■ What is required ■
From the records below, take each line where the string "false" shows up and copy it.

■ Material for this exercise ■
--- START ---

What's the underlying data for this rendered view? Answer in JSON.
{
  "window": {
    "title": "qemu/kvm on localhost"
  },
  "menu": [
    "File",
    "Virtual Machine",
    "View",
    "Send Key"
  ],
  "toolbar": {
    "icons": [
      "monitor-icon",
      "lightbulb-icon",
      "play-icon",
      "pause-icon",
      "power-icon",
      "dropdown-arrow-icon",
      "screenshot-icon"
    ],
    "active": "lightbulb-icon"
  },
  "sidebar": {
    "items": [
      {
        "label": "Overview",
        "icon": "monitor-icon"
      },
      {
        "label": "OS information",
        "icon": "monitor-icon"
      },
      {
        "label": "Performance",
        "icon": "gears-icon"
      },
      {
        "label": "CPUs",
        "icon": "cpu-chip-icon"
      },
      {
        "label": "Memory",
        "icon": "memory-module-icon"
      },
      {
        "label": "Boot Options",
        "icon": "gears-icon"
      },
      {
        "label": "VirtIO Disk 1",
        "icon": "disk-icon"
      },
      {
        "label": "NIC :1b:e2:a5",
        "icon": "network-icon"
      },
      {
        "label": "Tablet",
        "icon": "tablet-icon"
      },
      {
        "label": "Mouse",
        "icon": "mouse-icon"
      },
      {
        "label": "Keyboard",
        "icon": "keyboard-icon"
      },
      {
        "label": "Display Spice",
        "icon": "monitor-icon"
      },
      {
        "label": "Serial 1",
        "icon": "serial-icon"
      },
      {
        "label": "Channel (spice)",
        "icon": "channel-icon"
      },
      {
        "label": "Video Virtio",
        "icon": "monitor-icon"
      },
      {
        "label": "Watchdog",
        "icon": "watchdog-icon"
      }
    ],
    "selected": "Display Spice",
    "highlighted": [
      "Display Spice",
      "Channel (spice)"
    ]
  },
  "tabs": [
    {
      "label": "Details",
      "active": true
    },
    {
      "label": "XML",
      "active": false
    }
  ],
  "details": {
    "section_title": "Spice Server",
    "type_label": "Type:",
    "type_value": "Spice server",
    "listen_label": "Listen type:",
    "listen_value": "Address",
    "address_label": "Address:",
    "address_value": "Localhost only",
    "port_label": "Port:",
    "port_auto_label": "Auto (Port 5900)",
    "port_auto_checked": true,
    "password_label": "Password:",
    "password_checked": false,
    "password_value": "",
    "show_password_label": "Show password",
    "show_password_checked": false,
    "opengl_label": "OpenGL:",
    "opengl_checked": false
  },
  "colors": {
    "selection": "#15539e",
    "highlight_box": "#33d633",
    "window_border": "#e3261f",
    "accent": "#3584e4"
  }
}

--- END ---

■ Response for this exercise ■
      "active": false
    "password_checked": false,
    "show_password_checked": false,
    "opengl_checked": false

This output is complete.